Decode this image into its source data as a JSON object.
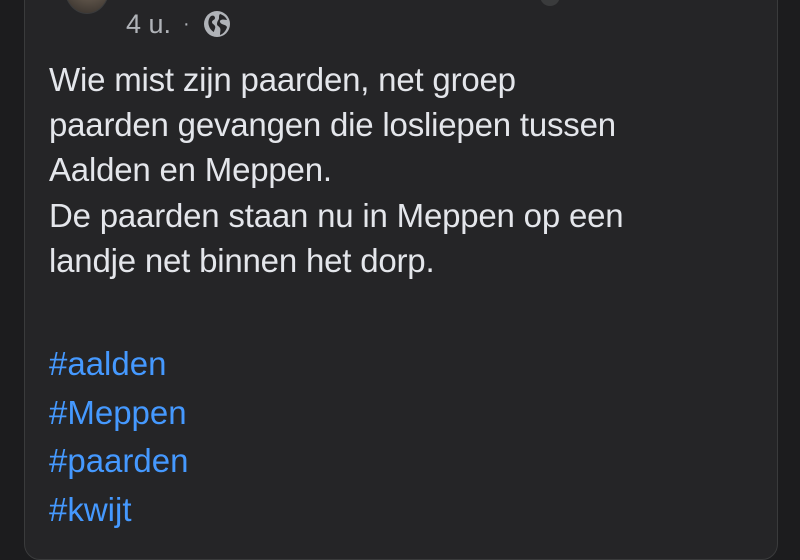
{
  "post": {
    "timestamp": "4 u.",
    "separator": "·",
    "audience_icon": "globe-icon",
    "body_lines": [
      "Wie mist zijn paarden, net groep",
      "paarden gevangen die losliepen tussen",
      "Aalden en Meppen.",
      "De paarden staan nu in Meppen op een",
      "landje net binnen het dorp."
    ],
    "hashtags": [
      "#aalden",
      "#Meppen",
      "#paarden",
      "#kwijt"
    ]
  },
  "colors": {
    "background": "#1c1c1e",
    "card": "#252527",
    "text": "#e4e6eb",
    "muted": "#b0b3b8",
    "link": "#4599ff"
  }
}
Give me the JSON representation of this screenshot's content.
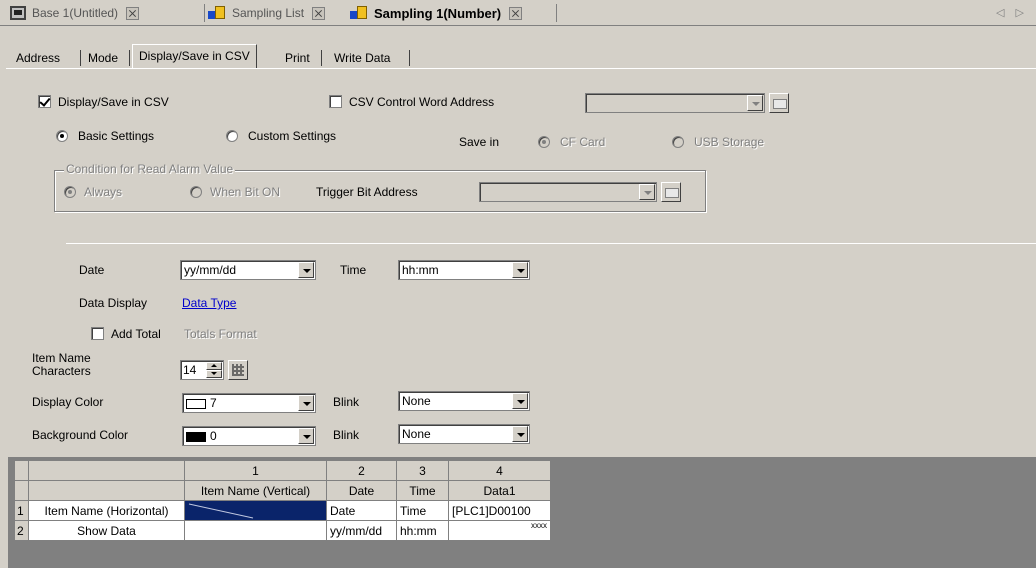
{
  "doc_tabs": [
    {
      "label": "Base 1(Untitled)",
      "icon": "base-screen-icon",
      "active": false
    },
    {
      "label": "Sampling List",
      "icon": "sampling-icon",
      "active": false
    },
    {
      "label": "Sampling 1(Number)",
      "icon": "sampling-icon",
      "active": true
    }
  ],
  "nav_arrows": "◁ ▷",
  "prop_tabs": [
    "Address",
    "Mode",
    "Display/Save in CSV",
    "Print",
    "Write Data"
  ],
  "active_prop_tab": "Display/Save in CSV",
  "csv": {
    "display_save_label": "Display/Save in CSV",
    "display_save_checked": true,
    "control_word_label": "CSV Control Word Address",
    "control_word_checked": false,
    "control_word_value": "",
    "basic_label": "Basic Settings",
    "custom_label": "Custom Settings",
    "mode": "basic",
    "save_in_label": "Save in",
    "cf_card_label": "CF Card",
    "usb_label": "USB Storage"
  },
  "condition": {
    "legend": "Condition for Read Alarm Value",
    "always_label": "Always",
    "when_bit_on_label": "When Bit ON",
    "trigger_label": "Trigger Bit Address",
    "trigger_value": ""
  },
  "format": {
    "date_label": "Date",
    "date_value": "yy/mm/dd",
    "time_label": "Time",
    "time_value": "hh:mm",
    "data_display_label": "Data Display",
    "data_type_link": "Data Type",
    "add_total_label": "Add Total",
    "add_total_checked": false,
    "totals_format_label": "Totals Format",
    "item_name_chars_label_1": "Item Name",
    "item_name_chars_label_2": "Characters",
    "item_name_chars_value": "14",
    "display_color_label": "Display Color",
    "display_color_value": "7",
    "display_color_swatch": "#ffffff",
    "blink_label": "Blink",
    "display_blink_value": "None",
    "background_color_label": "Background Color",
    "background_color_value": "0",
    "background_color_swatch": "#000000",
    "background_blink_value": "None"
  },
  "grid": {
    "col_numbers": [
      "1",
      "2",
      "3",
      "4"
    ],
    "col_headers": [
      "Item Name (Vertical)",
      "Date",
      "Time",
      "Data1"
    ],
    "rows": [
      {
        "num": "1",
        "name": "Item Name (Horizontal)",
        "cells": [
          "",
          "Date",
          "Time",
          "[PLC1]D00100"
        ]
      },
      {
        "num": "2",
        "name": "Show Data",
        "cells": [
          "",
          "yy/mm/dd",
          "hh:mm",
          "xxxx"
        ]
      }
    ]
  }
}
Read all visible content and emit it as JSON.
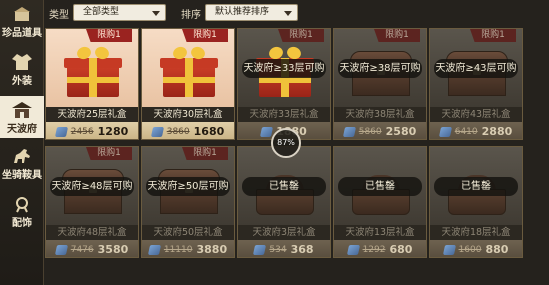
{
  "sidebar": {
    "items": [
      {
        "label": "珍品道具",
        "icon": "treasure-icon",
        "active": false
      },
      {
        "label": "外装",
        "icon": "clothing-icon",
        "active": false
      },
      {
        "label": "天波府",
        "icon": "mansion-icon",
        "active": true
      },
      {
        "label": "坐骑鞍具",
        "icon": "horse-icon",
        "active": false
      },
      {
        "label": "配饰",
        "icon": "accessory-icon",
        "active": false
      }
    ]
  },
  "filters": {
    "type_label": "类型",
    "type_value": "全部类型",
    "sort_label": "排序",
    "sort_value": "默认推荐排序"
  },
  "cards": [
    {
      "name": "天波府25层礼盒",
      "ribbon": "限购1",
      "overlay": "",
      "old_price": "2456",
      "price": "1280",
      "art": "gift",
      "dim": false
    },
    {
      "name": "天波府30层礼盒",
      "ribbon": "限购1",
      "overlay": "",
      "old_price": "3860",
      "price": "1680",
      "art": "gift",
      "dim": false
    },
    {
      "name": "天波府33层礼盒",
      "ribbon": "限购1",
      "overlay": "天波府≥33层可购",
      "old_price": "",
      "price": "1880",
      "art": "gift",
      "dim": true
    },
    {
      "name": "天波府38层礼盒",
      "ribbon": "限购1",
      "overlay": "天波府≥38层可购",
      "old_price": "5860",
      "price": "2580",
      "art": "chest",
      "dim": true
    },
    {
      "name": "天波府43层礼盒",
      "ribbon": "限购1",
      "overlay": "天波府≥43层可购",
      "old_price": "6410",
      "price": "2880",
      "art": "chest",
      "dim": true
    },
    {
      "name": "天波府48层礼盒",
      "ribbon": "限购1",
      "overlay": "天波府≥48层可购",
      "old_price": "7476",
      "price": "3580",
      "art": "chest",
      "dim": true
    },
    {
      "name": "天波府50层礼盒",
      "ribbon": "限购1",
      "overlay": "天波府≥50层可购",
      "old_price": "11110",
      "price": "3880",
      "art": "chest",
      "dim": true
    },
    {
      "name": "天波府3层礼盒",
      "ribbon": "",
      "overlay": "已售罄",
      "old_price": "534",
      "price": "368",
      "art": "basket",
      "dim": true
    },
    {
      "name": "天波府13层礼盒",
      "ribbon": "",
      "overlay": "已售罄",
      "old_price": "1292",
      "price": "680",
      "art": "basket",
      "dim": true
    },
    {
      "name": "天波府18层礼盒",
      "ribbon": "",
      "overlay": "已售罄",
      "old_price": "1600",
      "price": "880",
      "art": "basket",
      "dim": true
    }
  ],
  "loading": {
    "percent_label": "87%"
  },
  "colors": {
    "accent_red": "#9a2320",
    "sidebar_active": "#f1ead8",
    "price_bar": "#d9c59b"
  }
}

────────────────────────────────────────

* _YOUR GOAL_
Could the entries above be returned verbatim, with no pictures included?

* _ANSWER SPACE_
Decode this image into its source data as a JSON object.
{
  "post": {
    "timestamp": "4 u.",
    "separator": "·",
    "audience_icon": "globe-icon",
    "body_lines": [
      "Wie mist zijn paarden, net groep",
      "paarden gevangen die losliepen tussen",
      "Aalden en Meppen.",
      "De paarden staan nu in Meppen op een",
      "landje net binnen het dorp."
    ],
    "hashtags": [
      "#aalden",
      "#Meppen",
      "#paarden",
      "#kwijt"
    ]
  },
  "colors": {
    "background": "#1c1c1e",
    "card": "#252527",
    "text": "#e4e6eb",
    "muted": "#b0b3b8",
    "link": "#4599ff"
  }
}
Give me the JSON representation of this screenshot's content.
{
  "doc_tabs": [
    {
      "label": "Base 1(Untitled)",
      "icon": "base-screen-icon",
      "active": false
    },
    {
      "label": "Sampling List",
      "icon": "sampling-icon",
      "active": false
    },
    {
      "label": "Sampling 1(Number)",
      "icon": "sampling-icon",
      "active": true
    }
  ],
  "nav_arrows": "◁ ▷",
  "prop_tabs": [
    "Address",
    "Mode",
    "Display/Save in CSV",
    "Print",
    "Write Data"
  ],
  "active_prop_tab": "Display/Save in CSV",
  "csv": {
    "display_save_label": "Display/Save in CSV",
    "display_save_checked": true,
    "control_word_label": "CSV Control Word Address",
    "control_word_checked": false,
    "control_word_value": "",
    "basic_label": "Basic Settings",
    "custom_label": "Custom Settings",
    "mode": "basic",
    "save_in_label": "Save in",
    "cf_card_label": "CF Card",
    "usb_label": "USB Storage"
  },
  "condition": {
    "legend": "Condition for Read Alarm Value",
    "always_label": "Always",
    "when_bit_on_label": "When Bit ON",
    "trigger_label": "Trigger Bit Address",
    "trigger_value": ""
  },
  "format": {
    "date_label": "Date",
    "date_value": "yy/mm/dd",
    "time_label": "Time",
    "time_value": "hh:mm",
    "data_display_label": "Data Display",
    "data_type_link": "Data Type",
    "add_total_label": "Add Total",
    "add_total_checked": false,
    "totals_format_label": "Totals Format",
    "item_name_chars_label_1": "Item Name",
    "item_name_chars_label_2": "Characters",
    "item_name_chars_value": "14",
    "display_color_label": "Display Color",
    "display_color_value": "7",
    "display_color_swatch": "#ffffff",
    "blink_label": "Blink",
    "display_blink_value": "None",
    "background_color_label": "Background Color",
    "background_color_value": "0",
    "background_color_swatch": "#000000",
    "background_blink_value": "None"
  },
  "grid": {
    "col_numbers": [
      "1",
      "2",
      "3",
      "4"
    ],
    "col_headers": [
      "Item Name (Vertical)",
      "Date",
      "Time",
      "Data1"
    ],
    "rows": [
      {
        "num": "1",
        "name": "Item Name (Horizontal)",
        "cells": [
          "",
          "Date",
          "Time",
          "[PLC1]D00100"
        ]
      },
      {
        "num": "2",
        "name": "Show Data",
        "cells": [
          "",
          "yy/mm/dd",
          "hh:mm",
          "xxxx"
        ]
      }
    ]
  }
}
Read all visible content and emit it as JSON.
{
  "sidebar": {
    "items": [
      {
        "label": "珍品道具",
        "icon": "treasure-icon",
        "active": false
      },
      {
        "label": "外装",
        "icon": "clothing-icon",
        "active": false
      },
      {
        "label": "天波府",
        "icon": "mansion-icon",
        "active": true
      },
      {
        "label": "坐骑鞍具",
        "icon": "horse-icon",
        "active": false
      },
      {
        "label": "配饰",
        "icon": "accessory-icon",
        "active": false
      }
    ]
  },
  "filters": {
    "type_label": "类型",
    "type_value": "全部类型",
    "sort_label": "排序",
    "sort_value": "默认推荐排序"
  },
  "cards": [
    {
      "name": "天波府25层礼盒",
      "ribbon": "限购1",
      "overlay": "",
      "old_price": "2456",
      "price": "1280",
      "art": "gift",
      "dim": false
    },
    {
      "name": "天波府30层礼盒",
      "ribbon": "限购1",
      "overlay": "",
      "old_price": "3860",
      "price": "1680",
      "art": "gift",
      "dim": false
    },
    {
      "name": "天波府33层礼盒",
      "ribbon": "限购1",
      "overlay": "天波府≥33层可购",
      "old_price": "",
      "price": "1880",
      "art": "gift",
      "dim": true
    },
    {
      "name": "天波府38层礼盒",
      "ribbon": "限购1",
      "overlay": "天波府≥38层可购",
      "old_price": "5860",
      "price": "2580",
      "art": "chest",
      "dim": true
    },
    {
      "name": "天波府43层礼盒",
      "ribbon": "限购1",
      "overlay": "天波府≥43层可购",
      "old_price": "6410",
      "price": "2880",
      "art": "chest",
      "dim": true
    },
    {
      "name": "天波府48层礼盒",
      "ribbon": "限购1",
      "overlay": "天波府≥48层可购",
      "old_price": "7476",
      "price": "3580",
      "art": "chest",
      "dim": true
    },
    {
      "name": "天波府50层礼盒",
      "ribbon": "限购1",
      "overlay": "天波府≥50层可购",
      "old_price": "11110",
      "price": "3880",
      "art": "chest",
      "dim": true
    },
    {
      "name": "天波府3层礼盒",
      "ribbon": "",
      "overlay": "已售罄",
      "old_price": "534",
      "price": "368",
      "art": "basket",
      "dim": true
    },
    {
      "name": "天波府13层礼盒",
      "ribbon": "",
      "overlay": "已售罄",
      "old_price": "1292",
      "price": "680",
      "art": "basket",
      "dim": true
    },
    {
      "name": "天波府18层礼盒",
      "ribbon": "",
      "overlay": "已售罄",
      "old_price": "1600",
      "price": "880",
      "art": "basket",
      "dim": true
    }
  ],
  "loading": {
    "percent_label": "87%"
  },
  "colors": {
    "accent_red": "#9a2320",
    "sidebar_active": "#f1ead8",
    "price_bar": "#d9c59b"
  }
}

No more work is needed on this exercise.